### WHAT YOU ARE ASKED TO DO
This exercise asks for every line of the material that includes the word "ffffff".

### AVAILABLE DATA
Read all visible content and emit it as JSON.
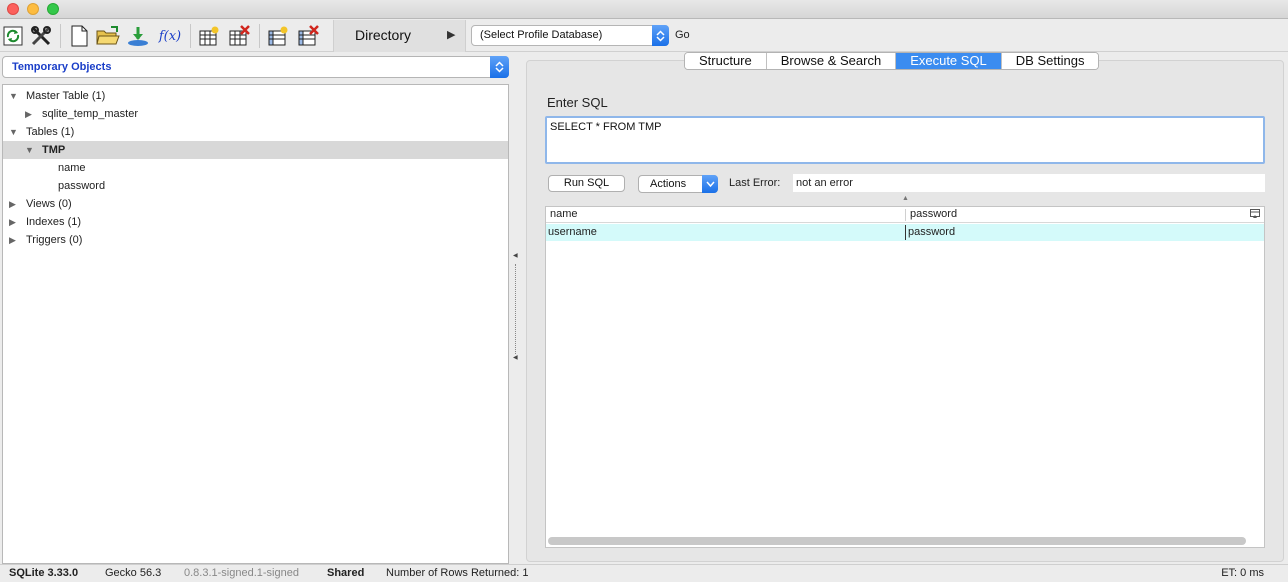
{
  "toolbar": {
    "directory_label": "Directory",
    "profile_select_value": "(Select Profile Database)",
    "go_label": "Go",
    "icons": [
      "refresh-icon",
      "tools-icon",
      "new-file-icon",
      "open-folder-icon",
      "import-icon",
      "function-icon",
      "new-table-icon",
      "delete-table-icon",
      "new-index-icon",
      "delete-index-icon"
    ],
    "function_glyph": "f(x)"
  },
  "left": {
    "object_select_value": "Temporary Objects",
    "tree": [
      {
        "label": "Master Table (1)",
        "expanded": true
      },
      {
        "label": "sqlite_temp_master",
        "expanded": false
      },
      {
        "label": "Tables (1)",
        "expanded": true
      },
      {
        "label": "TMP",
        "expanded": true,
        "selected": true
      },
      {
        "label": "name"
      },
      {
        "label": "password"
      },
      {
        "label": "Views (0)",
        "expanded": false
      },
      {
        "label": "Indexes (1)",
        "expanded": false
      },
      {
        "label": "Triggers (0)",
        "expanded": false
      }
    ]
  },
  "tabs": [
    {
      "label": "Structure"
    },
    {
      "label": "Browse & Search"
    },
    {
      "label": "Execute SQL",
      "active": true
    },
    {
      "label": "DB Settings"
    }
  ],
  "sql": {
    "enter_label": "Enter SQL",
    "query": "SELECT * FROM TMP",
    "run_label": "Run SQL",
    "actions_label": "Actions",
    "last_error_label": "Last Error:",
    "last_error_value": "not an error"
  },
  "results": {
    "columns": [
      "name",
      "password"
    ],
    "rows": [
      [
        "username",
        "password"
      ]
    ]
  },
  "status": {
    "sqlite_version": "SQLite 3.33.0",
    "gecko_version": "Gecko 56.3",
    "build": "0.8.3.1-signed.1-signed",
    "mode": "Shared",
    "rows_returned": "Number of Rows Returned: 1",
    "elapsed": "ET: 0 ms"
  },
  "colors": {
    "accent": "#3b8cf0",
    "selected_row": "#d4fafa",
    "tree_selection": "#d8d8d8",
    "object_select_text": "#1a3ec8"
  }
}
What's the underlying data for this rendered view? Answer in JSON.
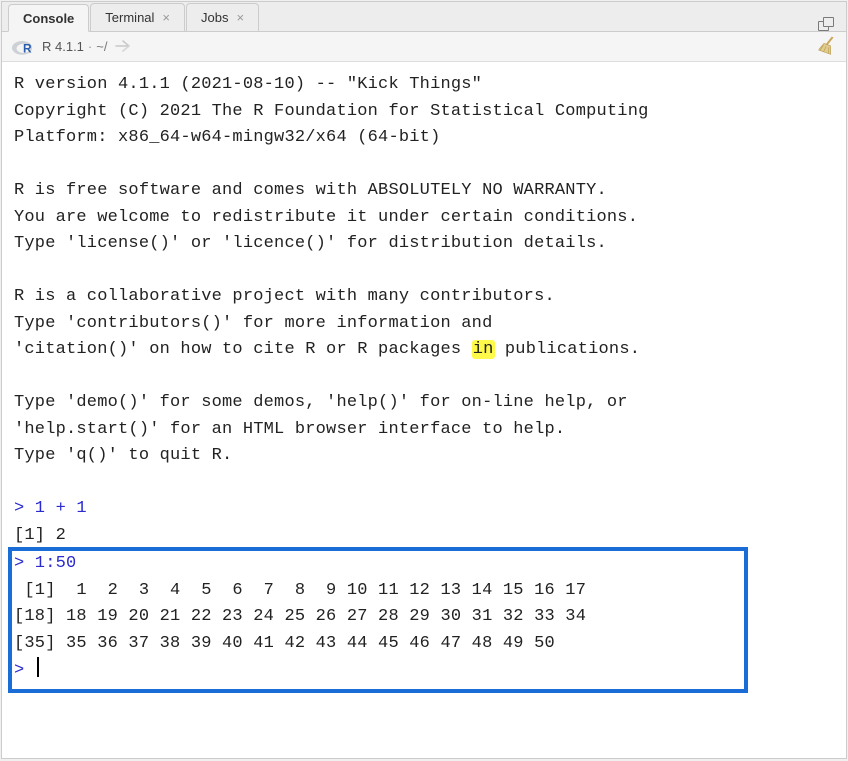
{
  "tabs": [
    {
      "label": "Console",
      "closable": false
    },
    {
      "label": "Terminal",
      "closable": true
    },
    {
      "label": "Jobs",
      "closable": true
    }
  ],
  "info": {
    "version": "R 4.1.1",
    "path": "~/"
  },
  "banner": {
    "line1": "R version 4.1.1 (2021-08-10) -- \"Kick Things\"",
    "line2": "Copyright (C) 2021 The R Foundation for Statistical Computing",
    "line3": "Platform: x86_64-w64-mingw32/x64 (64-bit)",
    "line4": "R is free software and comes with ABSOLUTELY NO WARRANTY.",
    "line5": "You are welcome to redistribute it under certain conditions.",
    "line6": "Type 'license()' or 'licence()' for distribution details.",
    "line7": "R is a collaborative project with many contributors.",
    "line8": "Type 'contributors()' for more information and",
    "line9a": "'citation()' on how to cite R or R packages ",
    "line9_hl": "in",
    "line9b": " publications.",
    "line10": "Type 'demo()' for some demos, 'help()' for on-line help, or",
    "line11": "'help.start()' for an HTML browser interface to help.",
    "line12": "Type 'q()' to quit R."
  },
  "session": {
    "in1": "> 1 + 1",
    "out1": "[1] 2",
    "in2": "> 1:50",
    "out2a": " [1]  1  2  3  4  5  6  7  8  9 10 11 12 13 14 15 16 17",
    "out2b": "[18] 18 19 20 21 22 23 24 25 26 27 28 29 30 31 32 33 34",
    "out2c": "[35] 35 36 37 38 39 40 41 42 43 44 45 46 47 48 49 50",
    "prompt": "> "
  }
}
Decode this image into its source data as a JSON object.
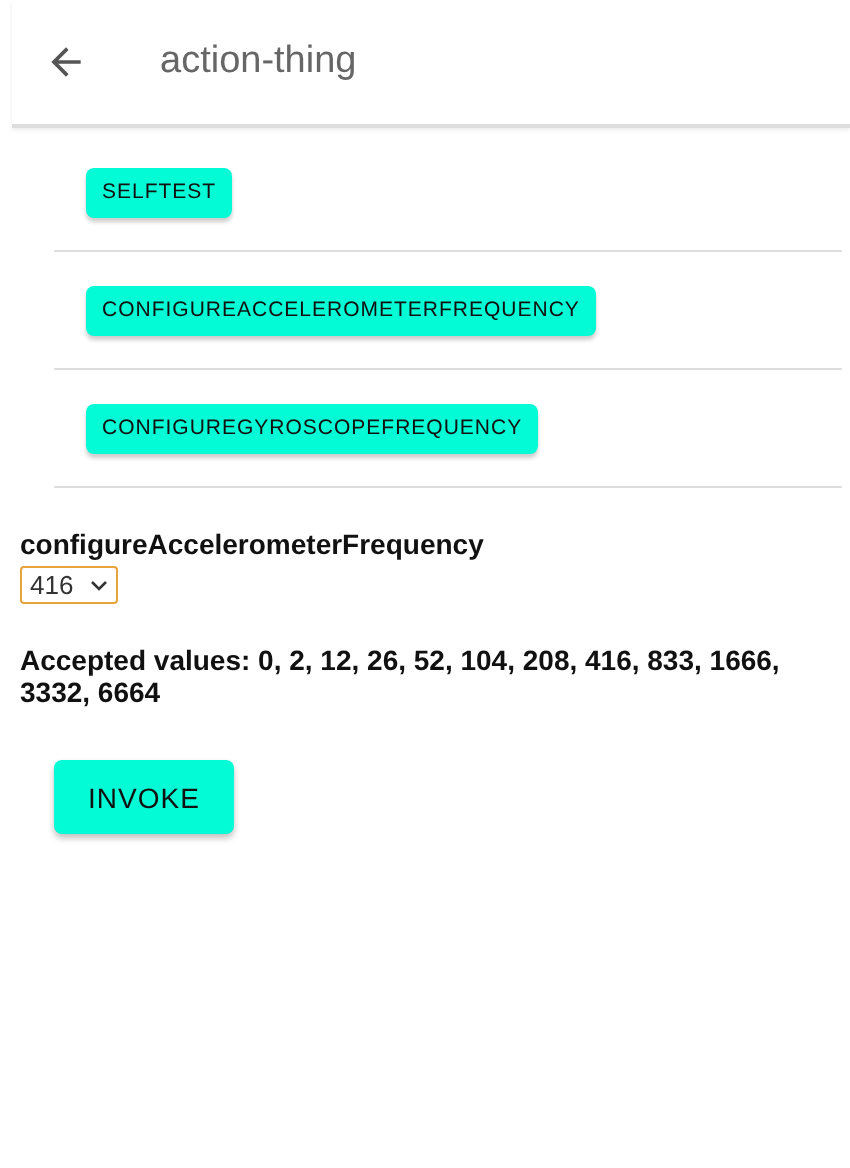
{
  "header": {
    "title": "action-thing"
  },
  "actions": [
    {
      "label": "SELFTEST"
    },
    {
      "label": "CONFIGUREACCELEROMETERFREQUENCY"
    },
    {
      "label": "CONFIGUREGYROSCOPEFREQUENCY"
    }
  ],
  "form": {
    "title": "configureAccelerometerFrequency",
    "dropdown": {
      "value": "416"
    },
    "hint": "Accepted values: 0, 2, 12, 26, 52, 104, 208, 416, 833, 1666, 3332, 6664",
    "button": "INVOKE"
  }
}
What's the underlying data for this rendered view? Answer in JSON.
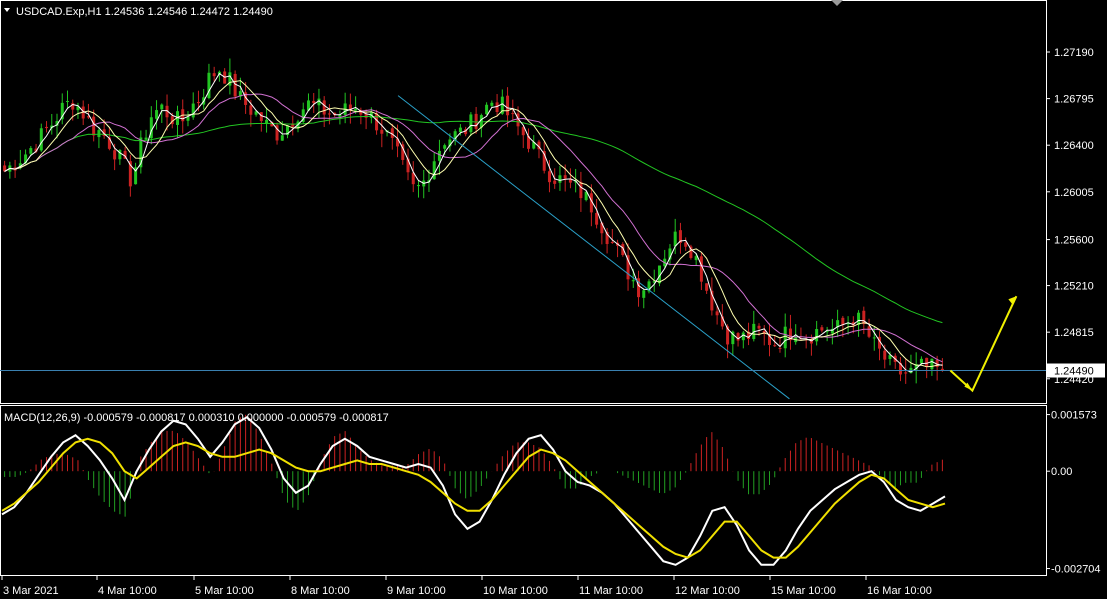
{
  "header": {
    "symbol_line": "USDCAD.Exp,H1  1.24536 1.24546 1.24472 1.24490"
  },
  "macd": {
    "label": "MACD(12,26,9) -0.000579 -0.000817 0.000310 0.000000 -0.000579 -0.000817"
  },
  "chart_data": [
    {
      "type": "candlestick",
      "title": "USDCAD.Exp,H1",
      "ohlc_current": {
        "open": 1.24536,
        "high": 1.24546,
        "low": 1.24472,
        "close": 1.2449
      },
      "y_ticks": [
        "1.27190",
        "1.26795",
        "1.26400",
        "1.26005",
        "1.25600",
        "1.25210",
        "1.24815",
        "1.24420"
      ],
      "y_tick_values": [
        1.2719,
        1.26795,
        1.264,
        1.26005,
        1.256,
        1.2521,
        1.24815,
        1.2442
      ],
      "ylim": [
        1.2424,
        1.2758
      ],
      "current_price_label": "1.24490",
      "current_price": 1.2449,
      "x_ticks": [
        "3 Mar 2021",
        "4 Mar 10:00",
        "5 Mar 10:00",
        "8 Mar 10:00",
        "9 Mar 10:00",
        "10 Mar 10:00",
        "11 Mar 10:00",
        "12 Mar 10:00",
        "15 Mar 10:00",
        "16 Mar 10:00"
      ],
      "close_path": [
        1.2618,
        1.2625,
        1.2632,
        1.264,
        1.265,
        1.266,
        1.2672,
        1.2678,
        1.2668,
        1.2655,
        1.265,
        1.264,
        1.2625,
        1.261,
        1.264,
        1.2665,
        1.2672,
        1.2665,
        1.2658,
        1.2672,
        1.268,
        1.2698,
        1.2705,
        1.2695,
        1.268,
        1.2672,
        1.2665,
        1.2655,
        1.265,
        1.2658,
        1.2668,
        1.2675,
        1.2672,
        1.2668,
        1.2665,
        1.267,
        1.2672,
        1.2668,
        1.266,
        1.265,
        1.2635,
        1.2615,
        1.26,
        1.261,
        1.263,
        1.2645,
        1.2648,
        1.2652,
        1.266,
        1.267,
        1.2678,
        1.2672,
        1.266,
        1.265,
        1.264,
        1.2625,
        1.2615,
        1.261,
        1.2605,
        1.26,
        1.259,
        1.2575,
        1.256,
        1.2545,
        1.253,
        1.2518,
        1.2525,
        1.254,
        1.2555,
        1.2565,
        1.2558,
        1.254,
        1.2515,
        1.2495,
        1.248,
        1.2475,
        1.2478,
        1.2482,
        1.2476,
        1.2472,
        1.248,
        1.2485,
        1.2478,
        1.2482,
        1.2485,
        1.2483,
        1.2488,
        1.2495,
        1.2485,
        1.247,
        1.246,
        1.245,
        1.2446,
        1.2448,
        1.2452,
        1.245,
        1.2449
      ],
      "trend_line": {
        "from": [
          1.2682,
          0.42
        ],
        "to": [
          1.2425,
          0.835
        ]
      },
      "projection": {
        "down_to": 1.2432,
        "up_to": 1.2512
      }
    },
    {
      "type": "line",
      "title": "MACD(12,26,9)",
      "y_ticks": [
        "0.001573",
        "0.00",
        "-0.002704"
      ],
      "y_tick_values": [
        0.001573,
        0.0,
        -0.002704
      ],
      "ylim": [
        -0.0028,
        0.0017
      ],
      "macd": [
        -0.0012,
        -0.001,
        -0.0006,
        -0.0001,
        0.0004,
        0.0008,
        0.001,
        0.0007,
        0.0003,
        -0.0002,
        -0.0008,
        0.0,
        0.0006,
        0.0011,
        0.0014,
        0.0013,
        0.0009,
        0.0004,
        0.0008,
        0.0013,
        0.0015,
        0.0012,
        0.0006,
        -0.0002,
        -0.0006,
        -0.0004,
        0.0002,
        0.0007,
        0.0009,
        0.0007,
        0.0004,
        0.0003,
        0.0002,
        0.0001,
        0.0002,
        0.0001,
        -0.0004,
        -0.0012,
        -0.0016,
        -0.0014,
        -0.0008,
        -0.0001,
        0.0005,
        0.0009,
        0.001,
        0.0006,
        0.0,
        -0.0003,
        -0.0004,
        -0.0006,
        -0.0009,
        -0.0013,
        -0.0017,
        -0.0021,
        -0.0025,
        -0.0026,
        -0.0024,
        -0.0018,
        -0.0011,
        -0.001,
        -0.0015,
        -0.0022,
        -0.0026,
        -0.0026,
        -0.0022,
        -0.0016,
        -0.0011,
        -0.0008,
        -0.0005,
        -0.0003,
        -0.0001,
        0.0,
        -0.0003,
        -0.0008,
        -0.001,
        -0.0011,
        -0.0009,
        -0.0007
      ],
      "signal": [
        -0.0011,
        -0.0009,
        -0.0006,
        -0.0003,
        0.0001,
        0.0005,
        0.0008,
        0.0009,
        0.0008,
        0.0005,
        0.0,
        -0.0002,
        0.0001,
        0.0004,
        0.0007,
        0.0008,
        0.0007,
        0.0005,
        0.0004,
        0.0004,
        0.0005,
        0.0006,
        0.0005,
        0.0003,
        0.0001,
        0.0,
        0.0,
        0.0001,
        0.0002,
        0.0003,
        0.0002,
        0.0002,
        0.0001,
        0.0,
        -0.0001,
        -0.0003,
        -0.0006,
        -0.0009,
        -0.0011,
        -0.0011,
        -0.0008,
        -0.0004,
        0.0,
        0.0004,
        0.0006,
        0.0005,
        0.0003,
        0.0,
        -0.0003,
        -0.0006,
        -0.0009,
        -0.0012,
        -0.0015,
        -0.0018,
        -0.0021,
        -0.0023,
        -0.0024,
        -0.0022,
        -0.0018,
        -0.0014,
        -0.0014,
        -0.0018,
        -0.0022,
        -0.0024,
        -0.0024,
        -0.0021,
        -0.0017,
        -0.0013,
        -0.0009,
        -0.0006,
        -0.0003,
        -0.0001,
        -0.0002,
        -0.0005,
        -0.0008,
        -0.0009,
        -0.001,
        -0.0009
      ]
    }
  ],
  "colors": {
    "background": "#000000",
    "bull_candle": "#22c522",
    "bear_candle": "#cc2222",
    "ma_fast": "#ffffff",
    "ma_mid": "#ffffb0",
    "ma_slow": "#d070d0",
    "ma_long": "#22c522",
    "trend_line": "#2aa0c8",
    "price_line": "#3a80b0",
    "projection_arrow": "#f0f000",
    "macd_line": "#ffffff",
    "signal_line": "#f0e000",
    "hist_pos": "#cc2222",
    "hist_neg": "#22a022",
    "grid": "#ffffff"
  }
}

### EXERCISE RESULT
    "ma_fast": "#ffffff",
    "macd_line": "#ffffff",
    "grid": "#ffffff"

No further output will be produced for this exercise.